When your organization has become comfortable with the process and is looking to advance in its transformation, a product toolchain (software linked together that typically represent specific stages) is the next logical step. This is especially true for software teams looking to build out a CI/CD pipeline (Continuous Integration / Continuous Delivery). Some companies such as Atlassian offer a full suite of tools (Jira, Confluence, Bitbucket, Bamboo) and plug-ins that provide complete traceability for software. There are many opinions on which platforms and products are best, but teams need to choose based on their process needs and budget. Be sure to evaluate various products, performing your own A/B testing. It may also be logical to only implement a portion of a product suite initially, focusing on where the greatest need may be (e.g. starting out only with Confluence & Jira).


At this point, your team or organization, has been working for some time now with agile. It has delivered products, made mistakes, learned lessons, and made changes. The next steps in evolution is scaling and taking on other agile frameworks. The Kanban approach works very well for DevOps teams, while Nexus is great for scaled projects (following the scrum framework). Prior to scaling or adopting new frameworks, it is recommended that the team or organization go through some level of process improvement activity. There are many methodologies that exist that support process improvement, and a separate article would need to be created to compare each of them. While there are benefits to those methodologies, a formal process audit and improvement initiative may be overwhelming for some. This is even more so for organizations that do not have the budget or resources to dedicate to such an activity. While I am not discouraging anyone from taking on that approach, I would like to offer a simple alternative.

1. Look at how your team operates and break it up into separate holistic process groups.

2. Review the process areas with your team and ask what is working well, what may need improvement, and where there are simply gaps in a process.

3. Create a backlog of issues.

4. Prioritize the findings and focus efforts on a single process area.

5. Establish a plan to make improvements.

6. Once the prioritized items are complete, go back and work through the backlog.

After making critical improvements it may be time to evolve in the process even further.


The next steps in the maturity process of any team are to scale and evolve. The maturity transformation may come in the form of establishing multiple feature teams or it may mean transitioning to Kanban. Regardless, while this is the next step in the transformation, it is not the last. In fact, true agile teams should continually be evolving, always looking reflecting on their own processes and practices, looking for ways to do things better. Whatever the approach may be, implement changes incrementally, reflect on the change, document what went well and what needs improvement, and repeat the process. Evolve and grow with confidence.
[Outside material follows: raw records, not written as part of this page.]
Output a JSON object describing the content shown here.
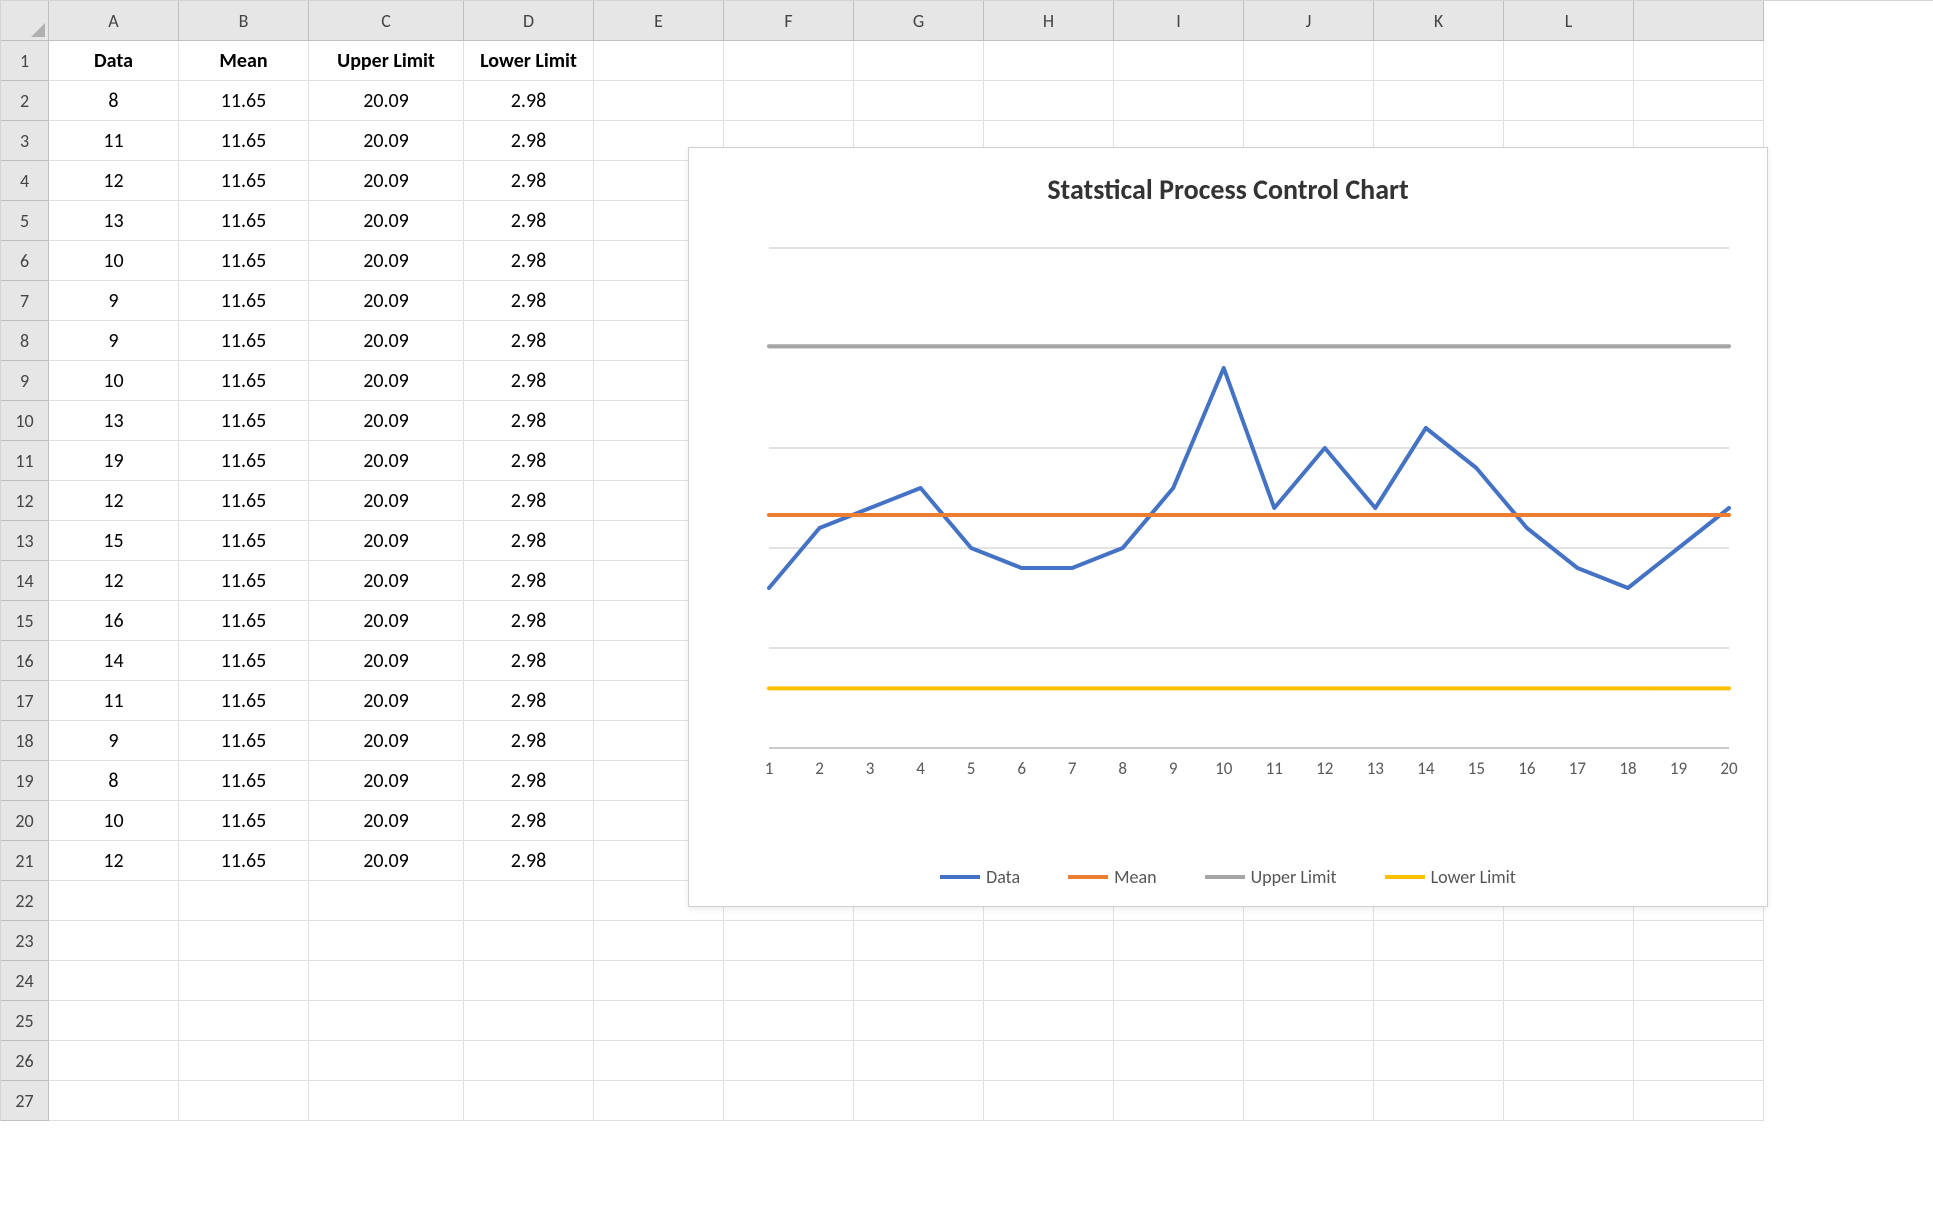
{
  "columns": [
    "A",
    "B",
    "C",
    "D",
    "E",
    "F",
    "G",
    "H",
    "I",
    "J",
    "K",
    "L"
  ],
  "row_count": 27,
  "headers": {
    "A": "Data",
    "B": "Mean",
    "C": "Upper Limit",
    "D": "Lower Limit"
  },
  "data_rows": [
    {
      "A": "8",
      "B": "11.65",
      "C": "20.09",
      "D": "2.98"
    },
    {
      "A": "11",
      "B": "11.65",
      "C": "20.09",
      "D": "2.98"
    },
    {
      "A": "12",
      "B": "11.65",
      "C": "20.09",
      "D": "2.98"
    },
    {
      "A": "13",
      "B": "11.65",
      "C": "20.09",
      "D": "2.98"
    },
    {
      "A": "10",
      "B": "11.65",
      "C": "20.09",
      "D": "2.98"
    },
    {
      "A": "9",
      "B": "11.65",
      "C": "20.09",
      "D": "2.98"
    },
    {
      "A": "9",
      "B": "11.65",
      "C": "20.09",
      "D": "2.98"
    },
    {
      "A": "10",
      "B": "11.65",
      "C": "20.09",
      "D": "2.98"
    },
    {
      "A": "13",
      "B": "11.65",
      "C": "20.09",
      "D": "2.98"
    },
    {
      "A": "19",
      "B": "11.65",
      "C": "20.09",
      "D": "2.98"
    },
    {
      "A": "12",
      "B": "11.65",
      "C": "20.09",
      "D": "2.98"
    },
    {
      "A": "15",
      "B": "11.65",
      "C": "20.09",
      "D": "2.98"
    },
    {
      "A": "12",
      "B": "11.65",
      "C": "20.09",
      "D": "2.98"
    },
    {
      "A": "16",
      "B": "11.65",
      "C": "20.09",
      "D": "2.98"
    },
    {
      "A": "14",
      "B": "11.65",
      "C": "20.09",
      "D": "2.98"
    },
    {
      "A": "11",
      "B": "11.65",
      "C": "20.09",
      "D": "2.98"
    },
    {
      "A": "9",
      "B": "11.65",
      "C": "20.09",
      "D": "2.98"
    },
    {
      "A": "8",
      "B": "11.65",
      "C": "20.09",
      "D": "2.98"
    },
    {
      "A": "10",
      "B": "11.65",
      "C": "20.09",
      "D": "2.98"
    },
    {
      "A": "12",
      "B": "11.65",
      "C": "20.09",
      "D": "2.98"
    }
  ],
  "chart": {
    "title": "Statstical Process Control Chart",
    "legend": [
      "Data",
      "Mean",
      "Upper Limit",
      "Lower Limit"
    ],
    "colors": {
      "data": "#4472c4",
      "mean": "#ed7d31",
      "upper": "#a5a5a5",
      "lower": "#ffc000",
      "grid": "#d9d9d9",
      "axis": "#bfbfbf",
      "text": "#595959"
    }
  },
  "chart_data": {
    "type": "line",
    "title": "Statstical Process Control Chart",
    "xlabel": "",
    "ylabel": "",
    "x": [
      1,
      2,
      3,
      4,
      5,
      6,
      7,
      8,
      9,
      10,
      11,
      12,
      13,
      14,
      15,
      16,
      17,
      18,
      19,
      20
    ],
    "xlim": [
      1,
      20
    ],
    "ylim": [
      0,
      25
    ],
    "yticks": [
      0,
      5,
      10,
      15,
      20,
      25
    ],
    "series": [
      {
        "name": "Data",
        "values": [
          8,
          11,
          12,
          13,
          10,
          9,
          9,
          10,
          13,
          19,
          12,
          15,
          12,
          16,
          14,
          11,
          9,
          8,
          10,
          12
        ],
        "color": "#4472c4"
      },
      {
        "name": "Mean",
        "values": [
          11.65,
          11.65,
          11.65,
          11.65,
          11.65,
          11.65,
          11.65,
          11.65,
          11.65,
          11.65,
          11.65,
          11.65,
          11.65,
          11.65,
          11.65,
          11.65,
          11.65,
          11.65,
          11.65,
          11.65
        ],
        "color": "#ed7d31"
      },
      {
        "name": "Upper Limit",
        "values": [
          20.09,
          20.09,
          20.09,
          20.09,
          20.09,
          20.09,
          20.09,
          20.09,
          20.09,
          20.09,
          20.09,
          20.09,
          20.09,
          20.09,
          20.09,
          20.09,
          20.09,
          20.09,
          20.09,
          20.09
        ],
        "color": "#a5a5a5"
      },
      {
        "name": "Lower Limit",
        "values": [
          2.98,
          2.98,
          2.98,
          2.98,
          2.98,
          2.98,
          2.98,
          2.98,
          2.98,
          2.98,
          2.98,
          2.98,
          2.98,
          2.98,
          2.98,
          2.98,
          2.98,
          2.98,
          2.98,
          2.98
        ],
        "color": "#ffc000"
      }
    ]
  }
}
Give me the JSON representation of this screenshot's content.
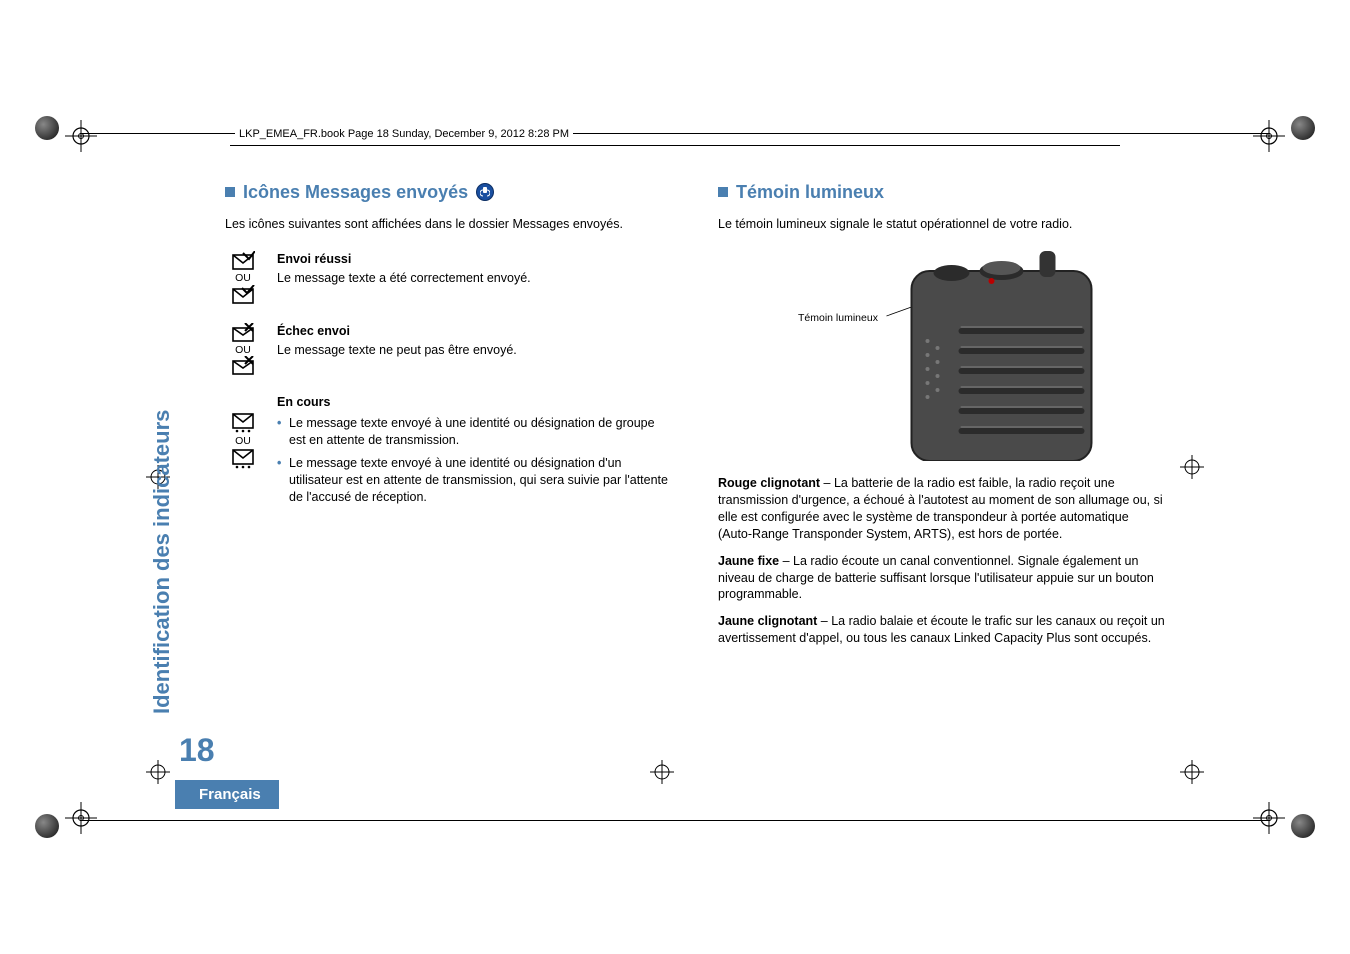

Many organizations are looking to make improvements in how they create and deliver products. Agile, while it is a great approach for product development and delivery and is also a fantastic approach for supporting many business processes, is not a one-size-fits all solution, nor it is the answer to all project management needs. There will always be some room for formal predictive project management approaches (e.g., Waterfall), but at its core, agile concepts can be applied to anything you or your organization does. Natural evolution is not scripted, and neither should any organizations be. While there are best practices, each organization must do what makes the most sense for itself. For those looking for a timeline as to how long any team should remain in one state or phase before advancing, I would recommend a few months; however, some organizations (e.g., for small private agencies) the transformation process may go quickly and for others (e.g. global enterprises) it may take a long time; it all depends on the organization. Whatever process change your team implements, take an agile approach to the transformation. Make small incremental changes. Reflect on those changes. Adjust. Repeat.